For reference, below is a summary of the various categories of cyclone, provided by The Bureau of Meteorology. This indicates that at a category 2 cyclone with destructive wind speeds of between 126 – 164 km p/h have been experienced near the coastline of Queensland.

Table indicating the severity of category 1 - 5 cyclones


4. What Damage has been caused so far?


As of February 22nd 2019, no damage has been incurred on the Australian coast, however this may change by next week according to this article by the Guardian (source).

The most large-scale damage from Cyclone Oma has been seen where the tropical cyclone first formed, in New Caledonia and Vanuatu.

It has been reported in this video that thousands of homes have been destroyed in New Caledonia, with minimal human injury and no deaths.

But what has been a major concern is the amount of crops and harvests that have been destroyed, causing a strain on the local economy (source).

A local news source in Vanuatu has reported that 76 homes have had their crop gardens destroyed, which will likely result in a food shortage.
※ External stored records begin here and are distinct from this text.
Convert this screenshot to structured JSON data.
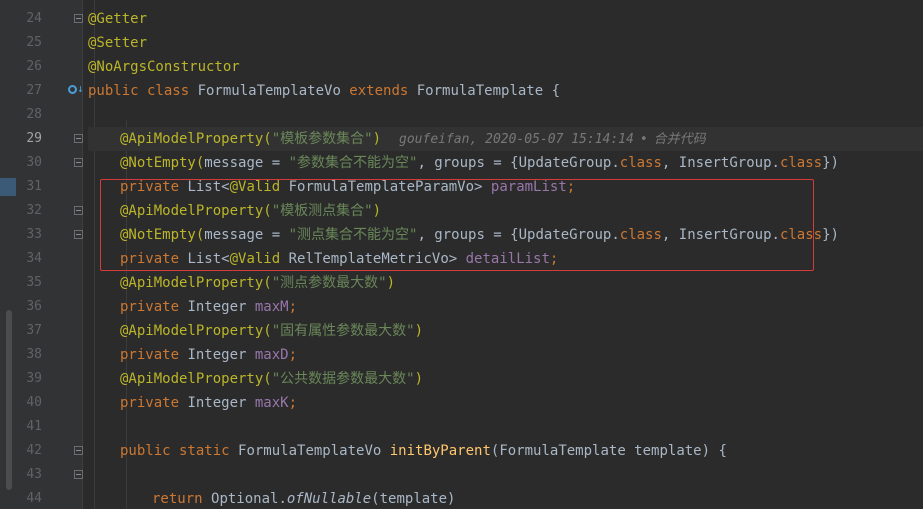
{
  "lines": [
    {
      "num": "24",
      "text": "@Getter"
    },
    {
      "num": "25",
      "text": "@Setter"
    },
    {
      "num": "26",
      "text": "@NoArgsConstructor"
    },
    {
      "num": "27",
      "t1": "public class ",
      "t2": "FormulaTemplateVo ",
      "t3": "extends ",
      "t4": "FormulaTemplate ",
      "t5": "{"
    },
    {
      "num": "28"
    },
    {
      "num": "29",
      "t1": "@ApiModelProperty(",
      "t2": "\"模板参数集合\"",
      "t3": ")"
    },
    {
      "num": "30",
      "t1": "@NotEmpty(",
      "t2": "message = ",
      "t3": "\"参数集合不能为空\"",
      "t4": ", groups = {",
      "t5": "UpdateGroup.",
      "t6": "class",
      "t7": ", InsertGroup.",
      "t8": "class",
      "t9": "})"
    },
    {
      "num": "31",
      "t1": "private ",
      "t2": "List<",
      "t3": "@Valid ",
      "t4": "FormulaTemplateParamVo> ",
      "t5": "paramList",
      "t6": ";"
    },
    {
      "num": "32",
      "t1": "@ApiModelProperty(",
      "t2": "\"模板测点集合\"",
      "t3": ")"
    },
    {
      "num": "33",
      "t1": "@NotEmpty(",
      "t2": "message = ",
      "t3": "\"测点集合不能为空\"",
      "t4": ", groups = {",
      "t5": "UpdateGroup.",
      "t6": "class",
      "t7": ", InsertGroup.",
      "t8": "class",
      "t9": "})"
    },
    {
      "num": "34",
      "t1": "private ",
      "t2": "List<",
      "t3": "@Valid ",
      "t4": "RelTemplateMetricVo> ",
      "t5": "detailList",
      "t6": ";"
    },
    {
      "num": "35",
      "t1": "@ApiModelProperty(",
      "t2": "\"测点参数最大数\"",
      "t3": ")"
    },
    {
      "num": "36",
      "t1": "private ",
      "t2": "Integer ",
      "t3": "maxM",
      "t4": ";"
    },
    {
      "num": "37",
      "t1": "@ApiModelProperty(",
      "t2": "\"固有属性参数最大数\"",
      "t3": ")"
    },
    {
      "num": "38",
      "t1": "private ",
      "t2": "Integer ",
      "t3": "maxD",
      "t4": ";"
    },
    {
      "num": "39",
      "t1": "@ApiModelProperty(",
      "t2": "\"公共数据参数最大数\"",
      "t3": ")"
    },
    {
      "num": "40",
      "t1": "private ",
      "t2": "Integer ",
      "t3": "maxK",
      "t4": ";"
    },
    {
      "num": "41"
    },
    {
      "num": "42",
      "t1": "public static ",
      "t2": "FormulaTemplateVo ",
      "t3": "initByParent",
      "t4": "(FormulaTemplate template) ",
      "t5": "{"
    },
    {
      "num": "43"
    },
    {
      "num": "44",
      "t1": "return ",
      "t2": "Optional.",
      "t3": "ofNullable",
      "t4": "(template)"
    }
  ],
  "blame": {
    "author": "goufeifan",
    "date": "2020-05-07 15:14:14",
    "separator": "•",
    "message": "合并代码"
  },
  "colors": {
    "keyword": "#cc7832",
    "annotation": "#bbb529",
    "string": "#6a8759",
    "field": "#9876aa",
    "method": "#ffc66d",
    "highlight_border": "#d63b3b"
  }
}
The Vanuatu government are however still estimating damages, and will release a report shortly.


5. Which Australian areas has The Bureau of Meteorology issued warnings for?


On February 22nd, The Bureau of Meteorology issued a warning for the a list of Australian locations, insisting that people stay clear of trees and powerlines which might fall, store their cars under cover, and to stay well away from the beaches and coastline.
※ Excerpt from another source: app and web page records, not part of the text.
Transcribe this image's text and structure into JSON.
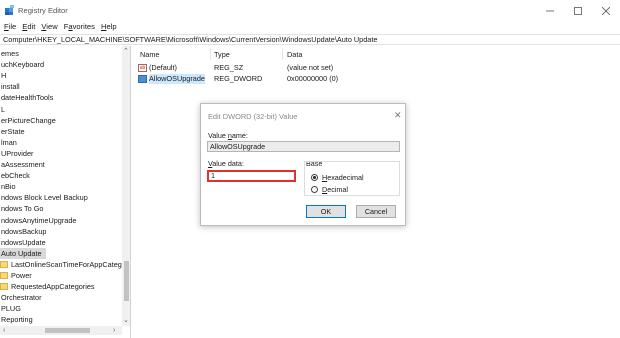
{
  "window": {
    "title": "Registry Editor",
    "menu": [
      {
        "mnemonic": "F",
        "rest": "ile"
      },
      {
        "mnemonic": "E",
        "rest": "dit"
      },
      {
        "mnemonic": "V",
        "rest": "iew"
      },
      {
        "pre": "F",
        "mnemonic": "a",
        "rest": "vorites"
      },
      {
        "mnemonic": "H",
        "rest": "elp"
      }
    ],
    "address": "Computer\\HKEY_LOCAL_MACHINE\\SOFTWARE\\Microsoft\\Windows\\CurrentVersion\\WindowsUpdate\\Auto Update"
  },
  "tree": {
    "items": [
      {
        "label": "emes",
        "indent": 0,
        "folder": false
      },
      {
        "label": "uchKeyboard",
        "indent": 0,
        "folder": false
      },
      {
        "label": "H",
        "indent": 0,
        "folder": false
      },
      {
        "label": "install",
        "indent": 0,
        "folder": false
      },
      {
        "label": "dateHealthTools",
        "indent": 0,
        "folder": false
      },
      {
        "label": "L",
        "indent": 0,
        "folder": false
      },
      {
        "label": "erPictureChange",
        "indent": 0,
        "folder": false
      },
      {
        "label": "erState",
        "indent": 0,
        "folder": false
      },
      {
        "label": "lman",
        "indent": 0,
        "folder": false
      },
      {
        "label": "UProvider",
        "indent": 0,
        "folder": false
      },
      {
        "label": "aAssessment",
        "indent": 0,
        "folder": false
      },
      {
        "label": "ebCheck",
        "indent": 0,
        "folder": false
      },
      {
        "label": "nBio",
        "indent": 0,
        "folder": false
      },
      {
        "label": "ndows Block Level Backup",
        "indent": 0,
        "folder": false
      },
      {
        "label": "ndows To Go",
        "indent": 0,
        "folder": false
      },
      {
        "label": "ndowsAnytimeUpgrade",
        "indent": 0,
        "folder": false
      },
      {
        "label": "ndowsBackup",
        "indent": 0,
        "folder": false
      },
      {
        "label": "ndowsUpdate",
        "indent": 0,
        "folder": false
      },
      {
        "label": "Auto Update",
        "indent": 0,
        "folder": false,
        "selected": true
      },
      {
        "label": "LastOnlineScanTimeForAppCateg",
        "indent": 1,
        "folder": true
      },
      {
        "label": "Power",
        "indent": 1,
        "folder": true
      },
      {
        "label": "RequestedAppCategories",
        "indent": 1,
        "folder": true
      },
      {
        "label": "Orchestrator",
        "indent": 0,
        "folder": false
      },
      {
        "label": "PLUG",
        "indent": 0,
        "folder": false
      },
      {
        "label": "Reporting",
        "indent": 0,
        "folder": false
      }
    ]
  },
  "list": {
    "headers": {
      "name": "Name",
      "type": "Type",
      "data": "Data"
    },
    "rows": [
      {
        "name": "(Default)",
        "type": "REG_SZ",
        "data": "(value not set)",
        "icon": "string-value-icon"
      },
      {
        "name": "AllowOSUpgrade",
        "type": "REG_DWORD",
        "data": "0x00000000 (0)",
        "icon": "dword-value-icon",
        "selected": true
      }
    ]
  },
  "dialog": {
    "title": "Edit DWORD (32-bit) Value",
    "close_glyph": "✕",
    "name_label_mn": "n",
    "name_label_pre": "Value ",
    "name_label_post": "ame:",
    "name_value": "AllowOSUpgrade",
    "data_label_mn": "V",
    "data_label_rest": "alue data:",
    "data_value": "1",
    "base_label": "Base",
    "hex_mn": "H",
    "hex_rest": "exadecimal",
    "dec_mn": "D",
    "dec_rest": "ecimal",
    "base_selected": "Hexadecimal",
    "ok_label": "OK",
    "cancel_label": "Cancel"
  },
  "colors": {
    "accent": "#0078d7",
    "highlight_border": "#e03030",
    "selection": "#cce8ff"
  }
}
The locations in the most danger and who should heed the warnings are said to be:

  • Gold Coast
  • Maroochydore
  • Moreton Island
  • North Stradbroke Island
  • Noosa Head
  • Caloundra
  • Rainbow Beach
  • Fraser Island
  • Tamborine Mountain
  • Springbrook

In another statement, The Bureau issued a warning that Cyclone Oma will be close enough to the coast of Queensland and New South Wales to result in direct impacts, although it’s not expected to actually make landfall (Source).


6. When was the last time Brisbane was at risk of a Cyclone?


Brisbane experienced severe flooding as a result of Cyclone Wanda in 1974 in which 16 people lost their lives, mostly due to drownings. About 8,500 Brisbane homes were flooded during this disaster of which 6,000 could not be recovered from the damages incurred (source)

The flood caused in Brisbane by Cyclone Wanda resulted in a number of new measures implemented to prevent future disasters of this nature, including the erection of the Wivenhoe Dam along the Brisbane River.


7. Where can official statements from the Bureau of Meteorology be found?


The Bureau of Meteorology released a new media release on February 21st stating: “Cyclone Oma to approach the southeast Queensland coast this weekend”. The Bureau  post frequent updates, warnings and media releases regarding Cyclone Oma on their Warnings Summary page which you can keep an eye on to stay abreast of the situation.

Author: H Lindholm